Negotiations resumed Sunday in the Raley's supermarket strike, a week after workers walked off the job to protest the Northern California grocery company's attempt to impose changes in their contract.
Contract talks between management and union representatives for about 7,500 workers had been stalled for months, and the two sides seemed far apart when the strike began Nov. 3. But the grocery workers' union announced a separate agreement Thursday with the much larger Safeway supermarket chain, which was negotiated without a strike.
Neither side in the Raley's negotiations released details of the resumed discussions.
"Both parties have agreed to not discuss the progress of these talks while the current negotiations are ongoing," Raley's spokesman John Segale said in a written statement that confirmed the talks had resumed. "We are committed to reaching an agreement that is fair and equitable to both parties."
A message posted on the website of the United Food and Commercial Workers Local 5 was equally terse.

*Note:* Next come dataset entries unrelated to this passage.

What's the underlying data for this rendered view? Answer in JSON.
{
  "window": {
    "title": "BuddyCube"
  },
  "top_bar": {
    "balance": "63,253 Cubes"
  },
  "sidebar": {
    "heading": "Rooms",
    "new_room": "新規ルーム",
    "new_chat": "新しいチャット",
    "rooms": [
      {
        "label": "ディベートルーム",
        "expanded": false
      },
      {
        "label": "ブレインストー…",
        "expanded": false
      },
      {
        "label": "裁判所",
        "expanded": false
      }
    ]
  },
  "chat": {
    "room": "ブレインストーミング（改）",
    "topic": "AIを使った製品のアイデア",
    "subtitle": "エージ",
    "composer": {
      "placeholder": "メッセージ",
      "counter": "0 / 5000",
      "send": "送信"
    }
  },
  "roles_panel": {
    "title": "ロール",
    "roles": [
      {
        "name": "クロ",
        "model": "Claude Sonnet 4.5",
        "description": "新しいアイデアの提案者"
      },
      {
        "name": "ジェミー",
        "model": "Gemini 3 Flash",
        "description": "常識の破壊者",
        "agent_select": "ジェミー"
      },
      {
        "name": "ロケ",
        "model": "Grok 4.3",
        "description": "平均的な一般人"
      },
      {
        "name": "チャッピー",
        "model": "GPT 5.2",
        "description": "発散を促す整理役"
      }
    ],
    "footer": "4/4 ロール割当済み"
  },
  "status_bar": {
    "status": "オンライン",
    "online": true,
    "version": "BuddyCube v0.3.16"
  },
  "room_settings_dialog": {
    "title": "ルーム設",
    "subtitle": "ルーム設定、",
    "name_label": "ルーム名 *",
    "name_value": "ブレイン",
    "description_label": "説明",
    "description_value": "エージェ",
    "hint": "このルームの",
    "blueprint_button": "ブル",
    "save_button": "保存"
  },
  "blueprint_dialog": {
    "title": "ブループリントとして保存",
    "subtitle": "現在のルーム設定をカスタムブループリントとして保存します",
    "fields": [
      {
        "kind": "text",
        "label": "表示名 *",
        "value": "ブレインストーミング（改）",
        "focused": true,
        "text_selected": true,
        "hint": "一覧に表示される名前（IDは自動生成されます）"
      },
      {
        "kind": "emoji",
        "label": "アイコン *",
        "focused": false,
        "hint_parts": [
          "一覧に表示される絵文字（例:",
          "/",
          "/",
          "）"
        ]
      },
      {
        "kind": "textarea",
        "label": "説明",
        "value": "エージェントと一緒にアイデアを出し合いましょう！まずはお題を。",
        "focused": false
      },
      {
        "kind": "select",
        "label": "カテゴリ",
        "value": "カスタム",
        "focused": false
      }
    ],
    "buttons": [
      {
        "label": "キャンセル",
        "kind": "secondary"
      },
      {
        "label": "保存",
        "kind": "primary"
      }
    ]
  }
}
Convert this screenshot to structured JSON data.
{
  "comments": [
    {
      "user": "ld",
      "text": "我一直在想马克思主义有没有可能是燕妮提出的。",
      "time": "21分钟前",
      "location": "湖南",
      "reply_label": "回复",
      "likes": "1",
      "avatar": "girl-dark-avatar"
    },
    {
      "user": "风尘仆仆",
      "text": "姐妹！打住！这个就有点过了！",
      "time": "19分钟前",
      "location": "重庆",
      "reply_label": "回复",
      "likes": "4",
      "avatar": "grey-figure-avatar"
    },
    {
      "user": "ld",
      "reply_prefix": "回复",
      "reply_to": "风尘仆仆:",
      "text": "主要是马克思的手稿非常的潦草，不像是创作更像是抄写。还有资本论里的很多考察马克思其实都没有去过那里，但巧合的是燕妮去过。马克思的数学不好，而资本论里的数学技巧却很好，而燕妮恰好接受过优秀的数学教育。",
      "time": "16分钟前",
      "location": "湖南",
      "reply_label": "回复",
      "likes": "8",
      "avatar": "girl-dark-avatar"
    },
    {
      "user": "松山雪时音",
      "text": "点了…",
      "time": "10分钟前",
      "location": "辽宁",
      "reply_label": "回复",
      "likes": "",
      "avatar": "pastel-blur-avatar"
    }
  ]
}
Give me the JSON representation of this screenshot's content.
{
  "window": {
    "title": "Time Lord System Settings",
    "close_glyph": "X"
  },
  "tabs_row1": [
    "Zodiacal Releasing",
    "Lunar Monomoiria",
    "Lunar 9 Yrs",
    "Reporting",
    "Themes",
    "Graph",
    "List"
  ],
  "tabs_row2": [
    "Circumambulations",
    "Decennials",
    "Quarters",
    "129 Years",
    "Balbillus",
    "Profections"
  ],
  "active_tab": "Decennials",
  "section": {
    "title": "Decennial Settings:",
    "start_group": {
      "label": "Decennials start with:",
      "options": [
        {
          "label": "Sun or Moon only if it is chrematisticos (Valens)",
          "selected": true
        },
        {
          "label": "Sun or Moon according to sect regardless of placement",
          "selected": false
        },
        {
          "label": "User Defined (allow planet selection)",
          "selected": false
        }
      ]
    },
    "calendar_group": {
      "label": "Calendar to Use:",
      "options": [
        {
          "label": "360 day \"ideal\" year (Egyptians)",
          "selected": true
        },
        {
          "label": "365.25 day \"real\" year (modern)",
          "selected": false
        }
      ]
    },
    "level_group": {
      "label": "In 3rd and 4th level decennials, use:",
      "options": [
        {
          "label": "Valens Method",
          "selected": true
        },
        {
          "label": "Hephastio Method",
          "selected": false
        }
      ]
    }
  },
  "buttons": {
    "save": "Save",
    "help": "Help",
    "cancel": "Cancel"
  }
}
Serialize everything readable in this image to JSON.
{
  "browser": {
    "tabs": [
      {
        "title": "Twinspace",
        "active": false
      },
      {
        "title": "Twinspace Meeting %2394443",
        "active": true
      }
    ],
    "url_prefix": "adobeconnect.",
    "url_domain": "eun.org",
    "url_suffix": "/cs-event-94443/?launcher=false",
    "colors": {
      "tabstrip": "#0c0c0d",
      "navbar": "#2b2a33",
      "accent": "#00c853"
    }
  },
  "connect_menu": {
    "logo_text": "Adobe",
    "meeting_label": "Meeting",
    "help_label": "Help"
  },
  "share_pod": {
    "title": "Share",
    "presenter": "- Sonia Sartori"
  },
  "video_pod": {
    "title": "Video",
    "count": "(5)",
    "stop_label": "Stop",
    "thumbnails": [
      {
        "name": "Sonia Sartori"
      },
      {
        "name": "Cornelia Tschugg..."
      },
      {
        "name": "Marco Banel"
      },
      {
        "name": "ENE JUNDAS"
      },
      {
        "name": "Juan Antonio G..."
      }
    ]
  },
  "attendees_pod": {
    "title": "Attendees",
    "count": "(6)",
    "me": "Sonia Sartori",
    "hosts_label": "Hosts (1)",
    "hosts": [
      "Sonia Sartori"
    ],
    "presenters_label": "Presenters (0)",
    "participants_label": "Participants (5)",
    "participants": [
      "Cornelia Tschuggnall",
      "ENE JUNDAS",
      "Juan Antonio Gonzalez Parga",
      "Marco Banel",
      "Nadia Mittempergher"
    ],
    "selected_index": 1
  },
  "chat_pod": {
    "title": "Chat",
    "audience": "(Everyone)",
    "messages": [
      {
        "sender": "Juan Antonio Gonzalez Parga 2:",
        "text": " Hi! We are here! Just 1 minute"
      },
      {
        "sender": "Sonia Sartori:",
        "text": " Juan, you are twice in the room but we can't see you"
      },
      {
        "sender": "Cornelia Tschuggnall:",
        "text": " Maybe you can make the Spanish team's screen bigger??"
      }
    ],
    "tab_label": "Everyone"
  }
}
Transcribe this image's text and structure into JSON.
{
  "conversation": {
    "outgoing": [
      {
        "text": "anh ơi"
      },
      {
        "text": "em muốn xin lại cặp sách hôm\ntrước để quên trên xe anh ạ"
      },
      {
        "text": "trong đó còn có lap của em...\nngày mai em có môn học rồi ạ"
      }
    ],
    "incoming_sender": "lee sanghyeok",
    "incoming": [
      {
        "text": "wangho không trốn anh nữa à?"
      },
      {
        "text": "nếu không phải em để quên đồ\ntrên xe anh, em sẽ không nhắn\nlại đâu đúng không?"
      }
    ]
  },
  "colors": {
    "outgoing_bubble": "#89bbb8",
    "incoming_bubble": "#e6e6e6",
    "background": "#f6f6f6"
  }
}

Local president Ron Lind confirmed talks had resumed but urged workers to remain on the picket line.
"While this is a positive development, it is no time to let down our guard," the message added.
The strike affects 90 stores in the privately held grocery chain, which owns 120 supermarkets operating under the names Raley's, Nob Hill and Bel Air in Northern California and Nevada.
When the strike began last week, workers said they were opposing Raley's efforts to cut wages and benefits. The company said the terms it sought to impose would freeze pay increases for two years and eliminate some premium pay, without affecting health coverage.
Raley's has said it was forced to impose the changes unilaterally after 15 months of unsuccessful contract talks because of increased competition from nonunion groceries such as Walmart, Target and Whole Foods. Union leaders, however, had accused Raley's of bargaining in bad faith and attempting to intimidate members.
While details of the Safeway settlement have not been released, Lind has said that contract left those workers' health benefits unchanged.
Contact Brandon Bailey at 408-920-5022; follow him at Twitter.com/BrandonBailey